:: What you need to do ::
Take every line containing "rageylo" out of the records.

(Data shown Opens)

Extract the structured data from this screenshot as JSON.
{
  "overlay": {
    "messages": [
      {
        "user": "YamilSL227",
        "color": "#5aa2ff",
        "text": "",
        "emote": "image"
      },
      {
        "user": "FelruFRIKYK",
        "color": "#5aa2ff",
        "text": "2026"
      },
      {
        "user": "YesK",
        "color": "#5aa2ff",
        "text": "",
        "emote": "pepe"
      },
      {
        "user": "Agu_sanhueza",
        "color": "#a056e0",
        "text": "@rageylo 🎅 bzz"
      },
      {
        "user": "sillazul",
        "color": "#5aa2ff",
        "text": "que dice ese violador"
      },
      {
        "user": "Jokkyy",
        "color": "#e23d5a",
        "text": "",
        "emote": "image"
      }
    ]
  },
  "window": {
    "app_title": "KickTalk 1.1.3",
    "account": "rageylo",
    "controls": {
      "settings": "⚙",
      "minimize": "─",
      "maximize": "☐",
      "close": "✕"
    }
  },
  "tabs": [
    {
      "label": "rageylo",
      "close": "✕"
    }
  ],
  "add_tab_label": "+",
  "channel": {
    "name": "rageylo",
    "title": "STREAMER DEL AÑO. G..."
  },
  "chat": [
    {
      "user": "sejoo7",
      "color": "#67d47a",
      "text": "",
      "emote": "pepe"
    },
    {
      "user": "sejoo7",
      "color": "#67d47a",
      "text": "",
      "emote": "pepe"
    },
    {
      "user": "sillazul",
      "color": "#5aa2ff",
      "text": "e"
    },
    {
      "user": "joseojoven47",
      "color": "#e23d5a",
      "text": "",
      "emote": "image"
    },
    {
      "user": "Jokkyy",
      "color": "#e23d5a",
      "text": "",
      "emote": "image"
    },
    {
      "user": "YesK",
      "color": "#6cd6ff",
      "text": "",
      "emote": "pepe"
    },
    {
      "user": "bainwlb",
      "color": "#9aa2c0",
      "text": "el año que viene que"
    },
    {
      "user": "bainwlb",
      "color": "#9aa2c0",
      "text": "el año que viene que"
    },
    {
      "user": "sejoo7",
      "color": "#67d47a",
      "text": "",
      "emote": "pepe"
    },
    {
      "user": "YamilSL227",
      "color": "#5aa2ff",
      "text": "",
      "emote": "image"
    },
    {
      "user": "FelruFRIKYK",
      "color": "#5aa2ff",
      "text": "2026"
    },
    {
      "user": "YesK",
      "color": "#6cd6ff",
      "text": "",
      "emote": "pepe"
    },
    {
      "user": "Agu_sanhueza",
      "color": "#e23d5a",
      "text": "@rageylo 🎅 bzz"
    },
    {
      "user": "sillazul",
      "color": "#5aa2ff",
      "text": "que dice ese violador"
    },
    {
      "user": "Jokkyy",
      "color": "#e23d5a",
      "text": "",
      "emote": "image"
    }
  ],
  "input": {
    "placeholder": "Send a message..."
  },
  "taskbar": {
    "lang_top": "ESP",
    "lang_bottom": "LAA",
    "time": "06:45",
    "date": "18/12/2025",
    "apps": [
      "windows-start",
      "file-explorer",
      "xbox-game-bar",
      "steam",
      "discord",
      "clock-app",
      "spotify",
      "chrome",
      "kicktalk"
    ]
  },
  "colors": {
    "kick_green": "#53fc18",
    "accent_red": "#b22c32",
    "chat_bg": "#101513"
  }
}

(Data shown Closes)

:: Answer space ::
        "text": "@rageylo 🎅 bzz"
    "account": "rageylo",
      "label": "rageylo",
    "name": "rageylo",
      "text": "@rageylo 🎅 bzz"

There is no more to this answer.